Category Archives: Samson

National Dog Week

I made a dog post not long ago, but here’s another.  Today starts National Dog Week!


I’ve been watching the Westminster Kennel Club dog show this week. And thinking about the dogs in my own life.

So many of them — recently Samson and Auggie, and the childhood dog Snowball.  And the 1990s dogs Elmo the Bassett Hound, Sam, Goldie, and Phantom, the latter two West Highland White Terriers.  And Delilah.


Auggie watches the Westminster Kennel Club show.


With Flora Carter and my doggie Sam.


Where I’ve lived

An almost-exhaustive compendium of
photos of places I’ve lived over my 56 years

1961. The New Orleans hospital in which I was born.

1961. With G-ma Ruth on the steps of my parents’ residence hall at New Orleans Baptist Theological Seminary.

1962. Coushatta, Louisiana.

1964. My parents’ rental house in Columbia, Missouri.

1965. The house on Clayton in Columbia — my parents’ first home purchase.

On our way to church in Columbia, 1967. I am 5, Karen 3, and Beth a newborn.

1967. The rental house in Hannibal.

Inside this rental house in Hannibal.

1969. And just next door, the home my parents purchased in Hannibal.

1971. Lee’s Summit. The home on Wingate, in Briarcroft subdivision.

Inside that home on Wingate, my parents are canoodling.

1975. At the piano, in the home on Wingate.


1979. Just before I started college, my parents bought their dream home in Lee’s Summit.

1979. Landen Hall, at Southwest Baptist University. My college home for four years.

In my dorm room, decorating a Christmas tree during my freshman year at SBU.

I am missing photos of the places I lived during the summers of 1981 and 1982, as I worked in Missouri between college semesters.  Summer 1981 was at Southwest Baptist University in the Admissions office; Summer 1982, in Tarkio as a summer missionary.

1983. Willow Springs. My first rental home.

1984. A townhouse in Blue Springs.

Townhouse living room. Drab. The painting on the wall is by Aunt Esther. The bookshelf is one I made as a kid. The coffee table was a Mom-&-Pop hand-me-down.

1986.  I am missing a photo of the house I rented in Bolivar while I was Director of Admissions at Southwest Baptist University.  The building has subsequently been demolished.

1987. A townhouse in Blue Springs, on Arlington Place. I was there four months.

1987. A duplex in Blue Springs, near Highway 7 and I-70.

1988. The first home I ever owned, on Summit Circle in Blue Springs.

1995. Just back from the UK, I rented out my home, and moved into Kansas City, where I lived in a loft in this building in the City Market.

1997. During my time at the University of Kansas, I lived in two different apartments in this townhouse building. Some of the best memories of my life are here.

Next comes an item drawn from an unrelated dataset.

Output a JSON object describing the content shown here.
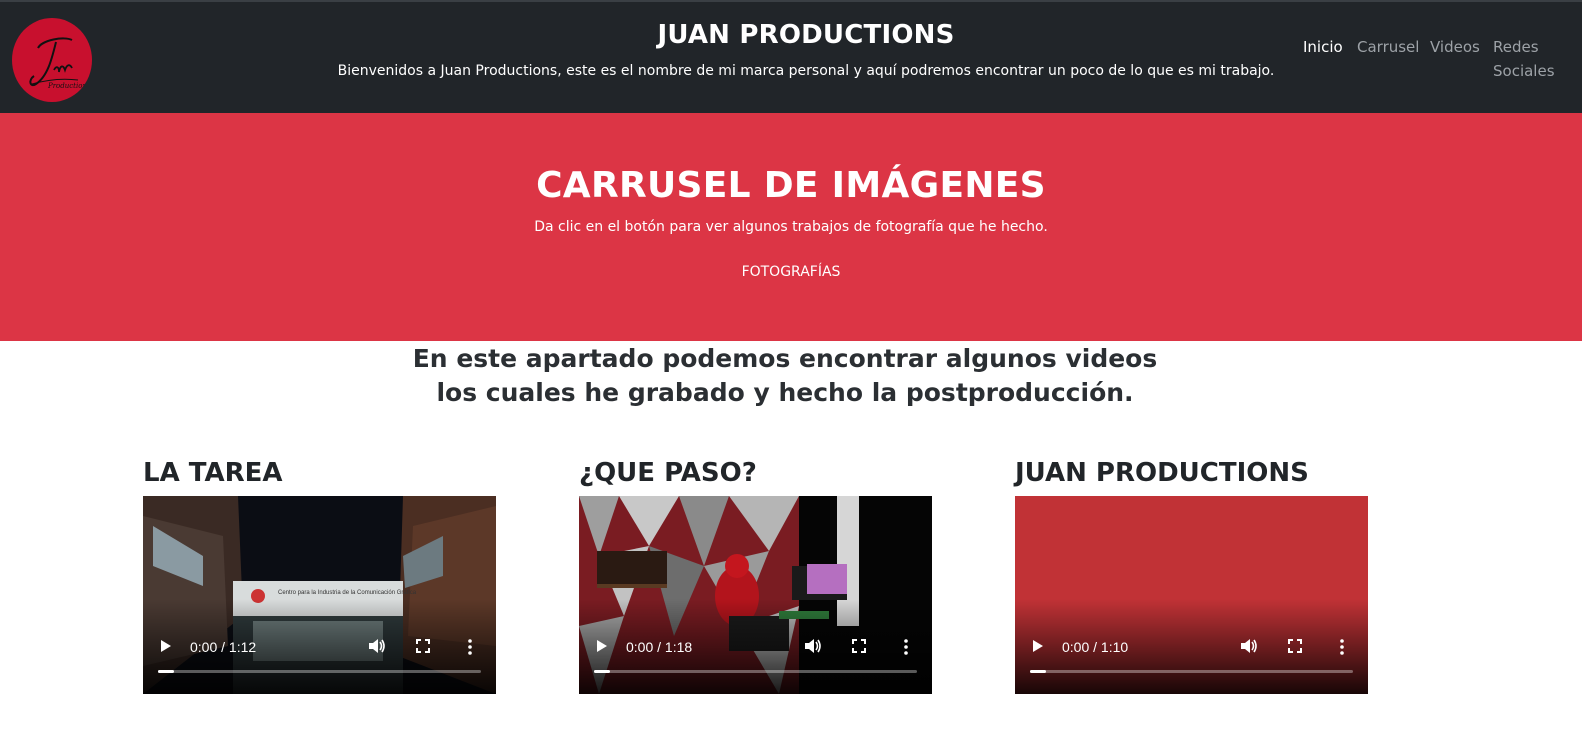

1999. I am missing a photo of my townhouse in Owensboro, Kentucky, where I taught college for one year.

2000. A gated community in Muncie, Indiana. I lived in a condo in this building for 8 years.

Christmas at Halteman Villas.

At the condo, with students for a final meal as we wrapped up the show choir year: a big pan of canneloni, with Derek Wilson, Luke Meyer, Brian Calvert and mohawk, Amanda Krupinski, Jesse Diaz, Meghan Reiser, and Adam Hendrickson’s arm.

2008. The rental duplex on Alfred Avenue in Saint Louis.

At the duplex on Alfred. We were getting rain.

And then I bought my own dream home in November 2008.  And I’ve been here ever since, with one dog and then another.  I like it here.

Here’s a bonus: my elementary school in Lee’s Summit.

1971. Pleasant Lea Elementary School.


A trip to the vet

auggie16oct-1Auggie, according to our vet, is “an extraordinary dog.”

Dr. Bret mentioned Auggie’s beautiful hips (which is true), his easy and happy temperament, his peacefulness (at least at the vet), his perfect-sounding heart.

Auggie does have some mild allergies that manifest themselves as a bit of skin trouble, but it’s nothing we can’t manage.  He weighs 14 pounds.

Auggie took his rabies vaccine and his blood draw without a whimper.

And Auggie still does not like concrete or tile floors.  He just wanted to be on my lap, which was endearing in and of itself anyway.

Dr. Bret looked me in the eye and told me how blessed I was to have found this guy.  And then he gave me a hug.

Of course part of the hug was that I was in tears just passing the room where I held Samson as he died just over a year ago.  Just seeing that room sent me into a mess of emotion.

I’ve told people so many times that grieving is like dropping a rock in a still pond.  Big initial splash. Concentric circles that follow the Fibonacci series, each circle of the wake becoming less and less pronounced, but existing and stretching into infinity.

The grief occasionally rises up again, and all we can do is ride the wave.